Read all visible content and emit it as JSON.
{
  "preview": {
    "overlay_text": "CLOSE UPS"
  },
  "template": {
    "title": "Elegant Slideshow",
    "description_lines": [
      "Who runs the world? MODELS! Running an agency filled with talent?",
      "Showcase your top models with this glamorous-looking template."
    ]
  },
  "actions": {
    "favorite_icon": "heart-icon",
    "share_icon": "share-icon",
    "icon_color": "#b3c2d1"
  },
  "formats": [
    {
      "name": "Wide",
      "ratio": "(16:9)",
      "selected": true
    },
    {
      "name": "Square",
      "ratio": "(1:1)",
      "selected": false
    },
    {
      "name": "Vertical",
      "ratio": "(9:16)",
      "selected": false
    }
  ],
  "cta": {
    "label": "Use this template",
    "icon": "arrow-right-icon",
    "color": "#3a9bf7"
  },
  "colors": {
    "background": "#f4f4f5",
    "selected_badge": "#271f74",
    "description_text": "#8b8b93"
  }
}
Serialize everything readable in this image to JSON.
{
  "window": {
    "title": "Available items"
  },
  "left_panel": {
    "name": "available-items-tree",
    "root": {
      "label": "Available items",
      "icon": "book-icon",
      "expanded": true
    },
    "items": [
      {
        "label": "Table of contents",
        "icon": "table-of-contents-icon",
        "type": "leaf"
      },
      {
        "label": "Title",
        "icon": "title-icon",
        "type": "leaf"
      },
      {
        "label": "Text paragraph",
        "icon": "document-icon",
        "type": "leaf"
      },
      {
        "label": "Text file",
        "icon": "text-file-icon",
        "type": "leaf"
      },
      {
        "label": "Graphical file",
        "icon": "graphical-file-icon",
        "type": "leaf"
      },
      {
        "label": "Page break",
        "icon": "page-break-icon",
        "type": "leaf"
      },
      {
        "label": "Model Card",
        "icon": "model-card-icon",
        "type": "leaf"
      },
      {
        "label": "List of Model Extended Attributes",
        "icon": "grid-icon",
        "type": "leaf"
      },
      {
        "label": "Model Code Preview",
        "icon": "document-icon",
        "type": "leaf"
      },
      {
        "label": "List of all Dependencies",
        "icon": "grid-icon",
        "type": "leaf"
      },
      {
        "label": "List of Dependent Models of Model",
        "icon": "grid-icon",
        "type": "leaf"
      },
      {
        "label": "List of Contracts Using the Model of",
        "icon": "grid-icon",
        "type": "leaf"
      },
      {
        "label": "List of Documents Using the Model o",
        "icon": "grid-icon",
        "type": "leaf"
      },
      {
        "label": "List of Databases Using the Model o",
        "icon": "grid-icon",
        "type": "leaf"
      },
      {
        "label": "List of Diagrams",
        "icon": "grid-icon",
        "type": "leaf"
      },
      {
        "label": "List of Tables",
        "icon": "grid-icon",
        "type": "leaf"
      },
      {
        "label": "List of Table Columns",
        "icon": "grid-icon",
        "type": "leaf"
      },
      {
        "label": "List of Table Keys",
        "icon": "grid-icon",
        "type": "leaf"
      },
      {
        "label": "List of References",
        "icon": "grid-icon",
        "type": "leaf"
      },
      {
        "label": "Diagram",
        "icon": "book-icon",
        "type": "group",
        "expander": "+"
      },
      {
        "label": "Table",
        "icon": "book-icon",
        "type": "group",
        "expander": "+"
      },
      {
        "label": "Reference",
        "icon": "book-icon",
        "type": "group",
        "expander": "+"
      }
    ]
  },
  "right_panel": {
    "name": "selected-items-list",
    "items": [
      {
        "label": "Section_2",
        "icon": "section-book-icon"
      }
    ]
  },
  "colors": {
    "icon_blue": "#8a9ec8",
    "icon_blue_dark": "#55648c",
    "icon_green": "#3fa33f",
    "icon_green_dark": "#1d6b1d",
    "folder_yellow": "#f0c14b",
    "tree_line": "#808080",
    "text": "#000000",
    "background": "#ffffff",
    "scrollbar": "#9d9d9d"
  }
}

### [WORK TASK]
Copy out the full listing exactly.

### [WRITTEN ANSWER]
Read all visible content and emit it as JSON.
{
  "preview": {
    "overlay_text": "CLOSE UPS"
  },
  "template": {
    "title": "Elegant Slideshow",
    "description_lines": [
      "Who runs the world? MODELS! Running an agency filled with talent?",
      "Showcase your top models with this glamorous-looking template."
    ]
  },
  "actions": {
    "favorite_icon": "heart-icon",
    "share_icon": "share-icon",
    "icon_color": "#b3c2d1"
  },
  "formats": [
    {
      "name": "Wide",
      "ratio": "(16:9)",
      "selected": true
    },
    {
      "name": "Square",
      "ratio": "(1:1)",
      "selected": false
    },
    {
      "name": "Vertical",
      "ratio": "(9:16)",
      "selected": false
    }
  ],
  "cta": {
    "label": "Use this template",
    "icon": "arrow-right-icon",
    "color": "#3a9bf7"
  },
  "colors": {
    "background": "#f4f4f5",
    "selected_badge": "#271f74",
    "description_text": "#8b8b93"
  }
}
Serialize everything readable in this image to JSON.
{
  "window": {
    "title": "Available items"
  },
  "left_panel": {
    "name": "available-items-tree",
    "root": {
      "label": "Available items",
      "icon": "book-icon",
      "expanded": true
    },
    "items": [
      {
        "label": "Table of contents",
        "icon": "table-of-contents-icon",
        "type": "leaf"
      },
      {
        "label": "Title",
        "icon": "title-icon",
        "type": "leaf"
      },
      {
        "label": "Text paragraph",
        "icon": "document-icon",
        "type": "leaf"
      },
      {
        "label": "Text file",
        "icon": "text-file-icon",
        "type": "leaf"
      },
      {
        "label": "Graphical file",
        "icon": "graphical-file-icon",
        "type": "leaf"
      },
      {
        "label": "Page break",
        "icon": "page-break-icon",
        "type": "leaf"
      },
      {
        "label": "Model Card",
        "icon": "model-card-icon",
        "type": "leaf"
      },
      {
        "label": "List of Model Extended Attributes",
        "icon": "grid-icon",
        "type": "leaf"
      },
      {
        "label": "Model Code Preview",
        "icon": "document-icon",
        "type": "leaf"
      },
      {
        "label": "List of all Dependencies",
        "icon": "grid-icon",
        "type": "leaf"
      },
      {
        "label": "List of Dependent Models of Model",
        "icon": "grid-icon",
        "type": "leaf"
      },
      {
        "label": "List of Contracts Using the Model of",
        "icon": "grid-icon",
        "type": "leaf"
      },
      {
        "label": "List of Documents Using the Model o",
        "icon": "grid-icon",
        "type": "leaf"
      },
      {
        "label": "List of Databases Using the Model o",
        "icon": "grid-icon",
        "type": "leaf"
      },
      {
        "label": "List of Diagrams",
        "icon": "grid-icon",
        "type": "leaf"
      },
      {
        "label": "List of Tables",
        "icon": "grid-icon",
        "type": "leaf"
      },
      {
        "label": "List of Table Columns",
        "icon": "grid-icon",
        "type": "leaf"
      },
      {
        "label": "List of Table Keys",
        "icon": "grid-icon",
        "type": "leaf"
      },
      {
        "label": "List of References",
        "icon": "grid-icon",
        "type": "leaf"
      },
      {
        "label": "Diagram",
        "icon": "book-icon",
        "type": "group",
        "expander": "+"
      },
      {
        "label": "Table",
        "icon": "book-icon",
        "type": "group",
        "expander": "+"
      },
      {
        "label": "Reference",
        "icon": "book-icon",
        "type": "group",
        "expander": "+"
      }
    ]
  },
  "right_panel": {
    "name": "selected-items-list",
    "items": [
      {
        "label": "Section_2",
        "icon": "section-book-icon"
      }
    ]
  },
  "colors": {
    "icon_blue": "#8a9ec8",
    "icon_blue_dark": "#55648c",
    "icon_green": "#3fa33f",
    "icon_green_dark": "#1d6b1d",
    "folder_yellow": "#f0c14b",
    "tree_line": "#808080",
    "text": "#000000",
    "background": "#ffffff",
    "scrollbar": "#9d9d9d"
  }
}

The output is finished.